- [Material provided]:
────────────────

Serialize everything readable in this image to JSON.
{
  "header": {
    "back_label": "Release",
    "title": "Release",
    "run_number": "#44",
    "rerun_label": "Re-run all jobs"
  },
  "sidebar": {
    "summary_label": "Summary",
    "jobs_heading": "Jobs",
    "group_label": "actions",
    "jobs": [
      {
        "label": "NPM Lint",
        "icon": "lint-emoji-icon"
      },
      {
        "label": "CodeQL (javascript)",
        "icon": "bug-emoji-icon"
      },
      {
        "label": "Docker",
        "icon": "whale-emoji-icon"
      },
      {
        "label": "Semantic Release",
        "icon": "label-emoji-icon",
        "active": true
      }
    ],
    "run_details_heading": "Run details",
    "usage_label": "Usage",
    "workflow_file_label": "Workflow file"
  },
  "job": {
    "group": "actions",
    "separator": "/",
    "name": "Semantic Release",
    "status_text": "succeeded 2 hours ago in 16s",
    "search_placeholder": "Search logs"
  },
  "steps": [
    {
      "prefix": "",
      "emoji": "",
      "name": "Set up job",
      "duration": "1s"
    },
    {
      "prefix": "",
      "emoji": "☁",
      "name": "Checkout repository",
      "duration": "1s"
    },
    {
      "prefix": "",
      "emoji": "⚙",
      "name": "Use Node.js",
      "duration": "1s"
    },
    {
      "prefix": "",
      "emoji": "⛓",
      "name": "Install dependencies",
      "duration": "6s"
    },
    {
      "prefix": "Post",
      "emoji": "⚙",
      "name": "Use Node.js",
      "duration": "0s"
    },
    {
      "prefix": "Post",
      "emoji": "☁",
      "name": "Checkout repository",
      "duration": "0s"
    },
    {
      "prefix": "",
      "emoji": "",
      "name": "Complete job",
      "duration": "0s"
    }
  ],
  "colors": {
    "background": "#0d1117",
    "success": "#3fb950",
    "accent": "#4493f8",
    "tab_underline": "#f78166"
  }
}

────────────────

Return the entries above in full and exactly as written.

- [Written response]:
Serialize everything readable in this image to JSON.
{
  "header": {
    "back_label": "Release",
    "title": "Release",
    "run_number": "#44",
    "rerun_label": "Re-run all jobs"
  },
  "sidebar": {
    "summary_label": "Summary",
    "jobs_heading": "Jobs",
    "group_label": "actions",
    "jobs": [
      {
        "label": "NPM Lint",
        "icon": "lint-emoji-icon"
      },
      {
        "label": "CodeQL (javascript)",
        "icon": "bug-emoji-icon"
      },
      {
        "label": "Docker",
        "icon": "whale-emoji-icon"
      },
      {
        "label": "Semantic Release",
        "icon": "label-emoji-icon",
        "active": true
      }
    ],
    "run_details_heading": "Run details",
    "usage_label": "Usage",
    "workflow_file_label": "Workflow file"
  },
  "job": {
    "group": "actions",
    "separator": "/",
    "name": "Semantic Release",
    "status_text": "succeeded 2 hours ago in 16s",
    "search_placeholder": "Search logs"
  },
  "steps": [
    {
      "prefix": "",
      "emoji": "",
      "name": "Set up job",
      "duration": "1s"
    },
    {
      "prefix": "",
      "emoji": "☁",
      "name": "Checkout repository",
      "duration": "1s"
    },
    {
      "prefix": "",
      "emoji": "⚙",
      "name": "Use Node.js",
      "duration": "1s"
    },
    {
      "prefix": "",
      "emoji": "⛓",
      "name": "Install dependencies",
      "duration": "6s"
    },
    {
      "prefix": "Post",
      "emoji": "⚙",
      "name": "Use Node.js",
      "duration": "0s"
    },
    {
      "prefix": "Post",
      "emoji": "☁",
      "name": "Checkout repository",
      "duration": "0s"
    },
    {
      "prefix": "",
      "emoji": "",
      "name": "Complete job",
      "duration": "0s"
    }
  ],
  "colors": {
    "background": "#0d1117",
    "success": "#3fb950",
    "accent": "#4493f8",
    "tab_underline": "#f78166"
  }
}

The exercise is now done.